Months after re-signing Giancarlo Stanton to a long-term extension, Dan Jennings has agreed to terms with another piece of Miami's outfield.

Yelich, 23, doesn't have the same cachet as Stanton, but he's among the best pure hitters in baseball. His feel for contact is enviable, and his approach sees him go to left and left-center so often you'd think it was his life's purpose. Additionally, he maintains a healthy walk rate and runs the bases well, making him an ideal top-of-the-order hitter. Yelich's arm limits him to left field on defense, yet he's regarded as an average-at-worst defender who has (and could again) played in center when needed.

The biggest drawback to Yelich's offensive game is his lack of power. He's tall and lanky but neither his swing nor his approach are geared for power. The result is a career .116 ISO and one professional season in which he homered more than 14 times. In theory, Yelich could add more pop as he matures, though he's so good at what he does that leaving him be might be for the best. Either way, he's not going to threaten Stanton for the team lead in home runs anytime soon.

As for the contract itself, you have to go back to Ryan Braun's extension in 2008 to find an outfielder with comparable service time (MLS) who received more than $45 million. The best and most recent comparisons to Yelich's deal are Andrew McCutchen (six years, $51.5 million), Jay Bruce (six years, $51 million), and Justin Upton (six years, $51.25 million)—and they all had roughly a year or more MLS than Yelich does now. Here's a look of their numbers at the time of each extension:

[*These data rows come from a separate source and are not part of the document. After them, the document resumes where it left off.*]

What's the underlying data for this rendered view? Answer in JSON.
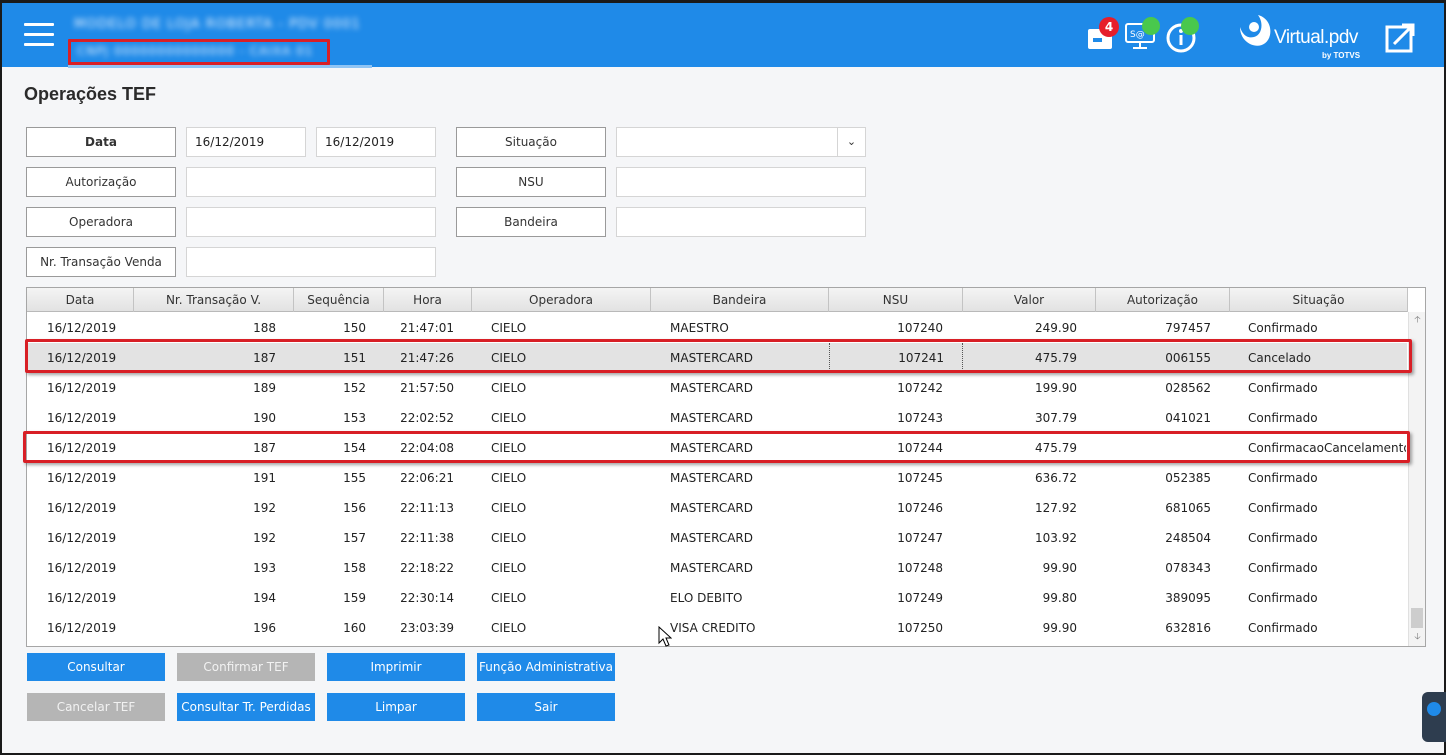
{
  "header": {
    "store_name": "MODELO DE LOJA ROBERTA - PDV 0001",
    "store_detail": "CNPJ 00000000000000 - CAIXA 01",
    "notification_count": "4",
    "brand": "Virtual.pdv",
    "brand_by": "by TOTVS",
    "colors": {
      "bar": "#1f8ae8",
      "badge": "#e61e2b",
      "status_ok": "#49c84d"
    }
  },
  "page": {
    "title": "Operações TEF"
  },
  "filters": {
    "data_label": "Data",
    "data_from": "16/12/2019",
    "data_to": "16/12/2019",
    "situacao_label": "Situação",
    "situacao_value": "",
    "autorizacao_label": "Autorização",
    "autorizacao_value": "",
    "nsu_label": "NSU",
    "nsu_value": "",
    "operadora_label": "Operadora",
    "operadora_value": "",
    "bandeira_label": "Bandeira",
    "bandeira_value": "",
    "nr_transacao_label": "Nr. Transação Venda",
    "nr_transacao_value": ""
  },
  "table": {
    "columns": [
      "Data",
      "Nr. Transação V.",
      "Sequência",
      "Hora",
      "Operadora",
      "Bandeira",
      "NSU",
      "Valor",
      "Autorização",
      "Situação"
    ],
    "rows": [
      [
        "16/12/2019",
        "188",
        "150",
        "21:47:01",
        "CIELO",
        "MAESTRO",
        "107240",
        "249.90",
        "797457",
        "Confirmado"
      ],
      [
        "16/12/2019",
        "187",
        "151",
        "21:47:26",
        "CIELO",
        "MASTERCARD",
        "107241",
        "475.79",
        "006155",
        "Cancelado"
      ],
      [
        "16/12/2019",
        "189",
        "152",
        "21:57:50",
        "CIELO",
        "MASTERCARD",
        "107242",
        "199.90",
        "028562",
        "Confirmado"
      ],
      [
        "16/12/2019",
        "190",
        "153",
        "22:02:52",
        "CIELO",
        "MASTERCARD",
        "107243",
        "307.79",
        "041021",
        "Confirmado"
      ],
      [
        "16/12/2019",
        "187",
        "154",
        "22:04:08",
        "CIELO",
        "MASTERCARD",
        "107244",
        "475.79",
        "",
        "ConfirmacaoCancelamento"
      ],
      [
        "16/12/2019",
        "191",
        "155",
        "22:06:21",
        "CIELO",
        "MASTERCARD",
        "107245",
        "636.72",
        "052385",
        "Confirmado"
      ],
      [
        "16/12/2019",
        "192",
        "156",
        "22:11:13",
        "CIELO",
        "MASTERCARD",
        "107246",
        "127.92",
        "681065",
        "Confirmado"
      ],
      [
        "16/12/2019",
        "192",
        "157",
        "22:11:38",
        "CIELO",
        "MASTERCARD",
        "107247",
        "103.92",
        "248504",
        "Confirmado"
      ],
      [
        "16/12/2019",
        "193",
        "158",
        "22:18:22",
        "CIELO",
        "MASTERCARD",
        "107248",
        "99.90",
        "078343",
        "Confirmado"
      ],
      [
        "16/12/2019",
        "194",
        "159",
        "22:30:14",
        "CIELO",
        "ELO DEBITO",
        "107249",
        "99.80",
        "389095",
        "Confirmado"
      ],
      [
        "16/12/2019",
        "196",
        "160",
        "23:03:39",
        "CIELO",
        "VISA CREDITO",
        "107250",
        "99.90",
        "632816",
        "Confirmado"
      ]
    ],
    "selected_row": 1,
    "highlighted_rows": [
      1,
      4
    ]
  },
  "buttons": {
    "consultar": "Consultar",
    "confirmar_tef": "Confirmar TEF",
    "imprimir": "Imprimir",
    "funcao_admin": "Função Administrativa",
    "cancelar_tef": "Cancelar TEF",
    "consultar_perdidas": "Consultar Tr. Perdidas",
    "limpar": "Limpar",
    "sair": "Sair"
  },
  "icons": [
    "menu-icon",
    "cash-register-icon",
    "pos-monitor-icon",
    "info-icon",
    "open-window-icon",
    "scroll-up-icon",
    "scroll-down-icon",
    "chevron-down-icon"
  ]
}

Player

Age

PA

BA/OBP/SLG

WARP

WARP/600

Yelich

23

933

.285/.365/.400

4.7

3.0

McCutchen

24

1,824

.276/.365/.458

12

3.9

Bruce

23

1,412

.257/.327/.474

8.5

3.6

Upton

22

1,157

.272/.350/.485

4.8

2.5

FRAA is less kind to Yelich's defense than the eye test or other defensive metrics, so this could undersell his performance to date. Nonetheless, the biggest difference between Yelich and the others is, unsurprisingly, power production.

Expect to see questions about the timing of this extension. Yelich wouldn't have qualified for arbitration until after next season, so the Marlins are making a commitment two years before he started to make real money. That doesn't make this a bad idea or poor contract—Yelich is, again, a well-rounded, above-average player whose skill set projects favorably heading forward—it's just unusual to see a franchise known for its thriftiness rush to their checkbook, especially when the contract itself is worth a little more than expected—perhaps due to a sin tax for Miami's past behavior, as Matthew Trueblood suggested?

Presumably Jennings didn't want to risk Yelich getting a whiff of arbitration, or enjoying a breakout season and upping the cost beyond Miami's means. Whatever the case, you can understand why Jennings was eager to keep Yelich in town.